The pride of the human heart is quickly revealed when we are treated unfairly...particularly for things to which we are deeply committed, like the gospel. The human heart is also desperately wicked and deceitful...making us feel as though this is the way we should respond. We desire the temporal triumph rather than trusting in our faithful Creator. Of course, there is a time to give an answer for the hope we have in Christ (1 Peter 3:15). Yet, even then, we must behave with gentleness and respect toward the unbelievers, so that when they continue reviling us, our good behavior shames them (1 Peter 3:16).
In thinking about this line through Peter's letter, one place where such humility, gentleness, and respect is especially needed is in the marriage relationship between a believer and an unbeliever. The stories of unbelieving husbands reviling their believing wives must have been as real and widely-known in Peter's day as they are today. The mockery of unbelieving husbands toward their believing wives can be particularly reviling...deeply hurtful. It is bothersome and divisive enough for only half of a marital relationship to be committed to following Jesus Christ, but certainly, some unbelievers take every opportunity they can get to mock and criticize and tear down the faith of their spouses.
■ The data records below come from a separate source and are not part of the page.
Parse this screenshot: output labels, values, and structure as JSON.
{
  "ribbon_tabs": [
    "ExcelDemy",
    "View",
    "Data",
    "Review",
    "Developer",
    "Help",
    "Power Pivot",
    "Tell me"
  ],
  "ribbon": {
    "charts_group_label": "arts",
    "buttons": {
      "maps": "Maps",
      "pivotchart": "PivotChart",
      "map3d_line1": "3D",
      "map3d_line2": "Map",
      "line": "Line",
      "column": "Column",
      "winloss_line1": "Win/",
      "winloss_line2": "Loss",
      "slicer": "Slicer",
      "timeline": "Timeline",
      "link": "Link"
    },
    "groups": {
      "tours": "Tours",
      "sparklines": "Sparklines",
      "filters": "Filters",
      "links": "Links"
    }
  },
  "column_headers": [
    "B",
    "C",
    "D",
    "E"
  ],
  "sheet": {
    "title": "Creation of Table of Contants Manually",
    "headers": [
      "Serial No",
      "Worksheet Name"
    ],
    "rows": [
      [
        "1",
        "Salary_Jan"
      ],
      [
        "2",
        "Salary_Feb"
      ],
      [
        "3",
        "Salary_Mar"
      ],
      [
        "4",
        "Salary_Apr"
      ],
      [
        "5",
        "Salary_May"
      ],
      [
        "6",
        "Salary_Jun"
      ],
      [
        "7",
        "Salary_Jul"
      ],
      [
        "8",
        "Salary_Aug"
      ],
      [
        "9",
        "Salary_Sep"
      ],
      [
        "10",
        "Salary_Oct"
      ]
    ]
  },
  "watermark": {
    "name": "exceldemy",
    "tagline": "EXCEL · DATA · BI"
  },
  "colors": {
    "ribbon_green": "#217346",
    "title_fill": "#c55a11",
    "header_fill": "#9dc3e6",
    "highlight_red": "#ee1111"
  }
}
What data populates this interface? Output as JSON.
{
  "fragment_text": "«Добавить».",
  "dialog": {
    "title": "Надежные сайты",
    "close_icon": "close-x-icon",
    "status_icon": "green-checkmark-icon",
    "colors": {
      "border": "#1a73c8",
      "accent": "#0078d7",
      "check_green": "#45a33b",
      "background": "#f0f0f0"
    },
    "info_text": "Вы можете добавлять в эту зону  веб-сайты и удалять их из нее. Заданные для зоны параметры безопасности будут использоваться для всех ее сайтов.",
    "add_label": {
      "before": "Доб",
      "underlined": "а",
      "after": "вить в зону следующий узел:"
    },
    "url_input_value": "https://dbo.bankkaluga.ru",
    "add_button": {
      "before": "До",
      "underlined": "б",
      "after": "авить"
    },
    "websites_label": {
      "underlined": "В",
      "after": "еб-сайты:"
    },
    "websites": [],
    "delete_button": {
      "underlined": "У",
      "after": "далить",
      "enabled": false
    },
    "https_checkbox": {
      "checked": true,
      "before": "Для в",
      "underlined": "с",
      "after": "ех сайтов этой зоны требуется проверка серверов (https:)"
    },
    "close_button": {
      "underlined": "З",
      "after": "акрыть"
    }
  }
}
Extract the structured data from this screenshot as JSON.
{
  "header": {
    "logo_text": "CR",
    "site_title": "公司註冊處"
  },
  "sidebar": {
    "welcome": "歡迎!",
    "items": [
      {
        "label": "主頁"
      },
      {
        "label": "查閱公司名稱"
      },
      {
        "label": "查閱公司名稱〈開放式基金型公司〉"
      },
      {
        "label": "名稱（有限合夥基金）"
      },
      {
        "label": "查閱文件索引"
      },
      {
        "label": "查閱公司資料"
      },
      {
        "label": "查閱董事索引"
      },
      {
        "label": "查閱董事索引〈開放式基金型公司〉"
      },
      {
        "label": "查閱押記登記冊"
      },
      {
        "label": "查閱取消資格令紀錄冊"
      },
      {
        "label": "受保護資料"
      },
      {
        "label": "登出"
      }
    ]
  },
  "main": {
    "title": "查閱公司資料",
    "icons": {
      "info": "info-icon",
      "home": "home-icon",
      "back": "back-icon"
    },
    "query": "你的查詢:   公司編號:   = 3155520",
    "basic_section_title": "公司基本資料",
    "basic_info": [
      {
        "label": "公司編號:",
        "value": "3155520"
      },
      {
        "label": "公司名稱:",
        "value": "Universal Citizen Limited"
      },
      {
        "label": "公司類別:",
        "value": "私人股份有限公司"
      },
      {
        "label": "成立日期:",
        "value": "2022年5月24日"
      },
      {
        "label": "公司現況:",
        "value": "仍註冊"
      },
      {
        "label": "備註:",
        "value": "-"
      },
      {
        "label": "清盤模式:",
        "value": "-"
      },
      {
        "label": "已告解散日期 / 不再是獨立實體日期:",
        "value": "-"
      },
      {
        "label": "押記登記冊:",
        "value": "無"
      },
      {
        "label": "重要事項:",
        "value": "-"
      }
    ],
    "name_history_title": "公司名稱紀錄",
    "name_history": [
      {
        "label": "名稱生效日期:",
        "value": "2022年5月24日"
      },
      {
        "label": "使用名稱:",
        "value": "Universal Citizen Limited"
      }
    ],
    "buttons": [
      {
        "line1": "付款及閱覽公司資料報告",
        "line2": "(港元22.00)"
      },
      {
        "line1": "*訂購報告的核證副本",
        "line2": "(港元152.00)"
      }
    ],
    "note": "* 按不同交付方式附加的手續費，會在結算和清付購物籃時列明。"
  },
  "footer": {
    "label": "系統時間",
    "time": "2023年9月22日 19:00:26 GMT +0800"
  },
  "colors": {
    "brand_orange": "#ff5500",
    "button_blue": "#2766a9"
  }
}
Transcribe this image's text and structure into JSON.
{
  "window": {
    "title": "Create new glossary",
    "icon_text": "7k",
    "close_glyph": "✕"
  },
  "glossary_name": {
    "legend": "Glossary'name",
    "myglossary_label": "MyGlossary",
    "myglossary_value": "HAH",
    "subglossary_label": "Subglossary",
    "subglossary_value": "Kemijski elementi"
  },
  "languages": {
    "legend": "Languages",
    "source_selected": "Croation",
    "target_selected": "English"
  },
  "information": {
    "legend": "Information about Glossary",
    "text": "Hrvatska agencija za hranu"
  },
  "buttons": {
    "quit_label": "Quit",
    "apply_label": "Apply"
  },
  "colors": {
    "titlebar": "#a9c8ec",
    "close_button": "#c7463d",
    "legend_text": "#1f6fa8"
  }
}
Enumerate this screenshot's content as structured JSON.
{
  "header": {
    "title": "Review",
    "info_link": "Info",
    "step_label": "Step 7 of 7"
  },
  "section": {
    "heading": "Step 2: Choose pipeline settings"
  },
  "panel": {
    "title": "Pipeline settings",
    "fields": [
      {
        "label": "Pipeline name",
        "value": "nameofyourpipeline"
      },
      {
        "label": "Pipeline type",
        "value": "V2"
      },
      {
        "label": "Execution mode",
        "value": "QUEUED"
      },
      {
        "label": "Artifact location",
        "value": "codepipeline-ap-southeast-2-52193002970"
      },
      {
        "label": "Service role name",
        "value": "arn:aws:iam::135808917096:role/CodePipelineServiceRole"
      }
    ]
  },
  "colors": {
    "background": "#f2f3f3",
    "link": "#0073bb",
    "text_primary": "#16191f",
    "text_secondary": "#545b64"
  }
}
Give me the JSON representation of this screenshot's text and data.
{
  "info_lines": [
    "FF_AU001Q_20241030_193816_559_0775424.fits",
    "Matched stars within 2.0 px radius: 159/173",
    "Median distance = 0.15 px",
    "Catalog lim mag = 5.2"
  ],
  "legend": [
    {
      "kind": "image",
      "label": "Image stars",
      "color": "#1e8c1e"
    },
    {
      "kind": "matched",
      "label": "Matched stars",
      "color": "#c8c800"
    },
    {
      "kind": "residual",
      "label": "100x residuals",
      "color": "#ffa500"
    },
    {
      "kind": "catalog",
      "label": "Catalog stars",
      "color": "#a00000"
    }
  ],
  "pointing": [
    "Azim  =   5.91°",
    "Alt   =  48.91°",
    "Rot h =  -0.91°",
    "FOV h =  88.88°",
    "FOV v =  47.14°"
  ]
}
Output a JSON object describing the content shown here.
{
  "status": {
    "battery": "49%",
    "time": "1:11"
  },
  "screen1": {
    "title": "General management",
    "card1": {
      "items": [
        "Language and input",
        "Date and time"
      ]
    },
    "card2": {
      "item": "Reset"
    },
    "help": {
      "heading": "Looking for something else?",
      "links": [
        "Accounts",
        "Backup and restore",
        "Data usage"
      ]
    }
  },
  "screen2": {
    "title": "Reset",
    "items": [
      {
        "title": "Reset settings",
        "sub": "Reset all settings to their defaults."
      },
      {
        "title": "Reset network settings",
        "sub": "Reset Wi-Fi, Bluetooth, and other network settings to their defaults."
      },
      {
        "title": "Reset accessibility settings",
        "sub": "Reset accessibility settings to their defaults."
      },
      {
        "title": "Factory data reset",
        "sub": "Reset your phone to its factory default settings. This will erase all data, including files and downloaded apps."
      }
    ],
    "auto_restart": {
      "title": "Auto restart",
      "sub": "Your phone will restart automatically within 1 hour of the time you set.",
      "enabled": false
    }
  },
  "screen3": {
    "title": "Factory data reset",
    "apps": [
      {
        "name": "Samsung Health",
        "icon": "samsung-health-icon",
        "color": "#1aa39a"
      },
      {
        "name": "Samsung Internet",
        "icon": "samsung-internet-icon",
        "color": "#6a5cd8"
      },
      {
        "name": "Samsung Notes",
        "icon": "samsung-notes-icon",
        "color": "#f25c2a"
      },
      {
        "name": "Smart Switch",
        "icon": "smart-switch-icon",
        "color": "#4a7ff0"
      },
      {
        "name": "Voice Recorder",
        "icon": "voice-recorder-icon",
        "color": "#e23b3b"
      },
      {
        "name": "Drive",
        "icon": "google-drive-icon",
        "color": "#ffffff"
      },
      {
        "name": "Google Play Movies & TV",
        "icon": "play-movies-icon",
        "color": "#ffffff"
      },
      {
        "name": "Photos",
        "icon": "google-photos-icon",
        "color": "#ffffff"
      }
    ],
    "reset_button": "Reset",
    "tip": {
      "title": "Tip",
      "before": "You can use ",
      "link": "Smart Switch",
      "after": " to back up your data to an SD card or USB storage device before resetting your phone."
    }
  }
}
What is a wife to do with that? Peter's answer is "Likewise, wives, be submissive to your own husbands, so that even if some do not obey the word, they may be won without a word by the conduct of their wives - when they see your respectful and pure conduct" (1 Peter 3:1-2). Peter's counsel is to not revile and threaten in return. Repaying evil for evil does nothing for the soul of your husband. It does not glorify God, and it does not reveal "the imperishable beauty of a gentle and quiet spirit" (v. 4). Only those who have walked in these shoes could truly speak of the difficulty of doing so, but God's Word is clear...as believers, we do not revile and threaten in return...we follow the example of Jesus Christ, who entrusted Himself to the One who judges justly.
Last Friday, I attended the funeral of Virginia Merrett. I was her pastor and knew her for only about 15 months, but I was so encouraged by every interaction I had with her. Her funeral service was a beautiful testimony to God's grace and Virginia's faithfulness. It was wonderful to hear, over and over again, how God used this humble woman to pave a path of godliness for her family.
During the service, her daughter recalled that Virginia was converted in 1941, upon her first hearing of the gospel. She was married at the time, and the Lord immediately gave her a burden for the salvation of her husband. For over 20 years, Virginia prayed for her husband and lived, as her daughter testified, "as a 1 Peter 3 wife." She did not seek to win an argument with her husband about religion...she sought to win his soul through her prayer and submission. In the early 60s, God answered Virginia's prayer, and her husband was saved.
I recall this story because, due to our pride, we often fail to see how humility and even silence can produce fruit of lasting value. Jesus' silence in the midst of mockery is an amazing example for all Christians. If we would please God, then we must "follow in his steps" (1 Pt. 2:21).